Background: Myofascial pain is a prevalent chronic pain disorder, affecting a large proportion of the general population. Electric stimulation techniques such as transcutaneous electric stimulation (TENS) and electroacupuncture have been shown to be effective for managing chronic pain conditions including myofascial pain. The goal of this study was to review the literature on the effectiveness of electric stimulation techniques on myofascial pain.
Methods: A comprehensive systematic search of three databases-Medline, EMBASE, and Cochrane CENTRAL-was conducted using key words related to myofascial pain and trigger points, as well as various electric stimulation techniques. A total of 15 articles passed the inclusion and exclusion criteria for the study. Data were extracted from these studies and assessed qualitatively and quantitatively. Standardized mean differences (SMDs) were computed from pain intensity measures extracted from these studies. Subgroup analyses were performed to assess the effectiveness of treatment modality, number of treatment sessions, frequency of stimulation, location of treatment, and duration of treatment.
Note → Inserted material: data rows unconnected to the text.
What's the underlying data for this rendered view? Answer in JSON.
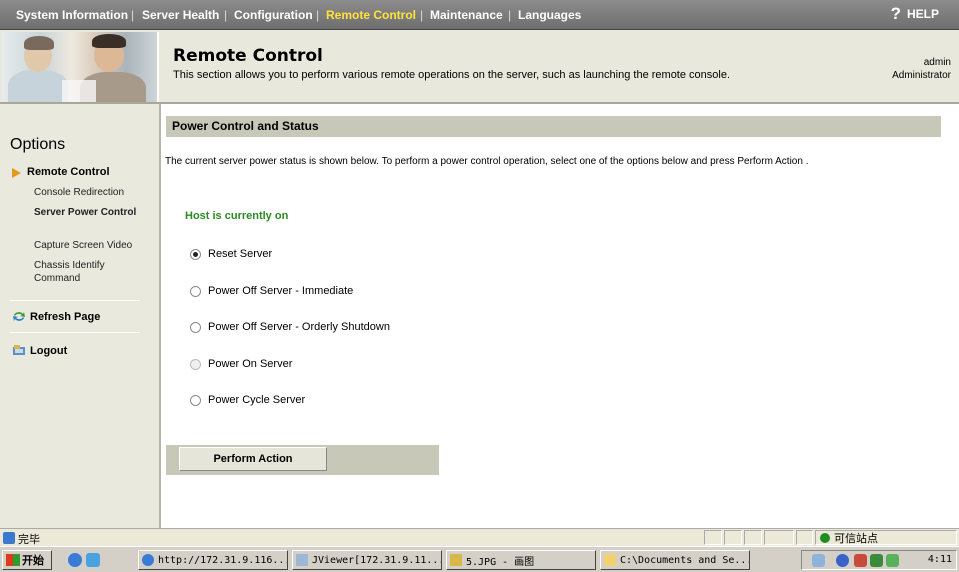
{
  "nav": {
    "tabs": [
      {
        "label": "System Information"
      },
      {
        "label": "Server Health"
      },
      {
        "label": "Configuration"
      },
      {
        "label": "Remote Control"
      },
      {
        "label": "Maintenance"
      },
      {
        "label": "Languages"
      }
    ],
    "active_tab": "Remote Control",
    "help_label": "HELP"
  },
  "header": {
    "title": "Remote Control",
    "description": "This section allows you to perform various remote operations on the server, such as launching the remote console.",
    "user": "admin",
    "role": "Administrator"
  },
  "sidebar": {
    "title": "Options",
    "section": "Remote Control",
    "items": [
      {
        "label": "Console Redirection"
      },
      {
        "label": "Server Power Control"
      },
      {
        "label": "Capture Screen Video"
      },
      {
        "label": "Chassis Identify Command"
      }
    ],
    "active_item": "Server Power Control",
    "refresh_label": "Refresh Page",
    "logout_label": "Logout"
  },
  "main": {
    "section_title": "Power Control and Status",
    "description": "The current server power status is shown below. To perform a power control operation, select one of the options below and press Perform Action .",
    "host_status": "Host is currently on",
    "options": [
      {
        "label": "Reset Server"
      },
      {
        "label": "Power Off Server - Immediate"
      },
      {
        "label": "Power Off Server - Orderly Shutdown"
      },
      {
        "label": "Power On Server"
      },
      {
        "label": "Power Cycle Server"
      }
    ],
    "selected_option": "Reset Server",
    "disabled_option": "Power On Server",
    "action_label": "Perform Action"
  },
  "statusbar": {
    "text": "完毕",
    "zone": "可信站点"
  },
  "taskbar": {
    "start_label": "开始",
    "tasks": [
      {
        "label": "http://172.31.9.116..."
      },
      {
        "label": "JViewer[172.31.9.11..."
      },
      {
        "label": "5.JPG - 画图"
      },
      {
        "label": "C:\\Documents and Se..."
      }
    ],
    "clock": "4:11"
  },
  "colors": {
    "nav_bg": "#7c7c7c",
    "nav_active": "#ffe23a",
    "panel_bg": "#e9e9dd",
    "section_bar": "#c8c8b8",
    "status_green": "#2a8a24",
    "arrow_orange": "#e39a1f"
  }
}
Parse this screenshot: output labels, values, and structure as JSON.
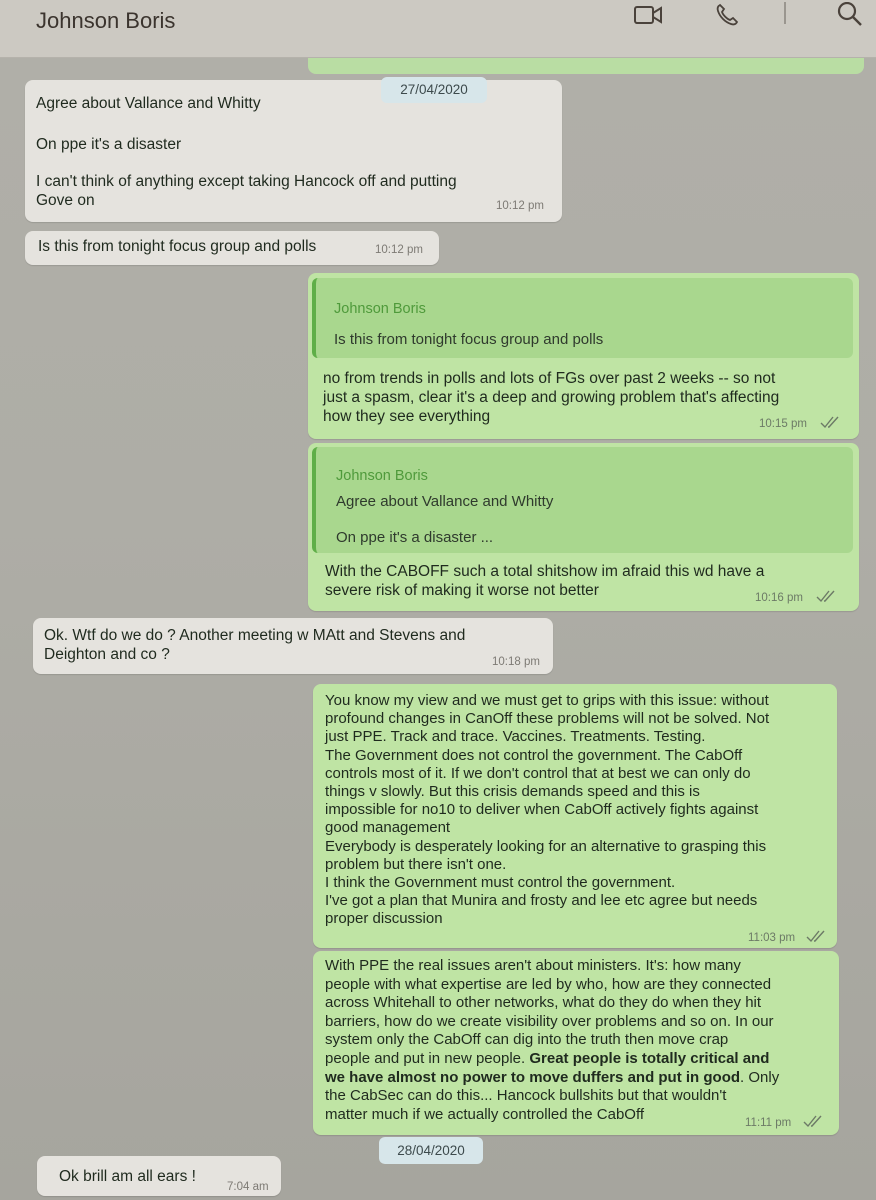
{
  "header": {
    "title": "Johnson Boris",
    "icons": [
      "video-icon",
      "phone-icon",
      "search-icon"
    ]
  },
  "dates": [
    "27/04/2020",
    "28/04/2020"
  ],
  "messages": [
    {
      "direction": "in",
      "lines": [
        "Agree about Vallance and Whitty",
        "On ppe it's a disaster",
        "I can't think of anything except taking Hancock off and putting\nGove on"
      ],
      "time": "10:12 pm"
    },
    {
      "direction": "in",
      "text": "Is this from tonight focus group and polls",
      "time": "10:12 pm"
    },
    {
      "direction": "out",
      "quote_author": "Johnson Boris",
      "quote_text": "Is this from tonight focus group and polls",
      "text": "no from trends in polls and lots of FGs over past 2 weeks  -- so not\njust a spasm, clear it's a deep and growing problem that's affecting\nhow they see everything",
      "time": "10:15 pm"
    },
    {
      "direction": "out",
      "quote_author": "Johnson Boris",
      "quote_text": "Agree about Vallance and Whitty",
      "quote_text2": "On ppe it's a disaster ...",
      "text": "With the CABOFF such a total shitshow im afraid this wd have a\nsevere risk of making it worse not better",
      "time": "10:16 pm"
    },
    {
      "direction": "in",
      "text": "Ok. Wtf do we do ? Another meeting w MAtt and Stevens and\nDeighton and co ?",
      "time": "10:18 pm"
    },
    {
      "direction": "out",
      "text": "You know my view and we must get to grips with this issue: without\nprofound changes in CanOff these problems will not be solved. Not\njust PPE. Track and trace. Vaccines. Treatments. Testing.\nThe Government does not control the government. The CabOff\ncontrols most of it. If we don't control that at best we can only do\nthings v slowly. But this crisis demands speed and this is\nimpossible for no10 to deliver when CabOff actively fights against\ngood management\nEverybody is desperately looking for an alternative to grasping this\nproblem but there isn't one.\nI think the Government must control the government.\nI've got a plan that Munira and frosty and lee etc agree but needs\nproper discussion",
      "time": "11:03 pm"
    },
    {
      "direction": "out",
      "text_normal": "With PPE the real issues aren't about ministers. It's: how many\npeople with what expertise are led by who, how are they connected\nacross Whitehall to other networks, what do they do when they hit\nbarriers, how do we create visibility over problems and so on. In our\nsystem only the CabOff can dig into the truth then move crap\npeople and put in new people. ",
      "text_bold": "Great people is totally critical and\nwe have almost no power to move duffers and put in good",
      "text_tail": ". Only\nthe CabSec can do this... Hancock bullshits but that wouldn't\nmatter much if we actually controlled the CabOff",
      "time": "11:11 pm"
    },
    {
      "direction": "in",
      "text": "Ok brill am all ears !",
      "time": "7:04 am"
    }
  ],
  "colors": {
    "incoming_bubble": "#e5e3de",
    "outgoing_bubble": "#bfe4a4",
    "quote_accent": "#5fae48",
    "background": "#aeada6"
  }
}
Results: The SMD for electric stimulation techniques on reported pain intensity was significant (P = 0.03), as was the SMD for the electroacupuncture subgroup (P = 0.02); the TENS subgroups' effect was not significant (P = 0.17). The subgroup analyses tentatively suggest that frequency and number of treatments do not influence pain intensity, whereas the duration of treatment may have an effect. The qualitative results of this study revealed variability in the results among studies delivering TENS treatments.
Conclusions: Electric stimulation is effective at mitigating reported pain intensity at the location of the trigger point. Electroacupuncture presented with significant and larger effect sizes of improvement relative to TENS for reported pain intensity. Given that this review included a small number of studies, there is a need for additional research to confirm its findings. Additionally, studies assessing the parameters and physiological location of treatment are needed to inform the clinical use and recommendations of electric stimulation treatments.
This is an example of a paper in which statistical significance in used as a substitute for clinical significance. See figure 3: most studies on TENS are compatible with no effect. Moreover, all the studies considered are quite small (20 subjects maximum). As such, the conclusion of the review may sound misleading: it would probably be better to state that the quality and size of the reviewed studies was not sufficient to reach a meaningful conclusion on the subject (unless a very loose requirement for the effectiveness of a therapy is considered acceptable).
As an internist, I find it interesting to learn that adding electrical stimulation to trigger points may benefit patients. The heterogeneity of conditions and protocols used is a limitation. No one in my clinic does trigger point injections and it is difficult to compel others to do it with stimulation.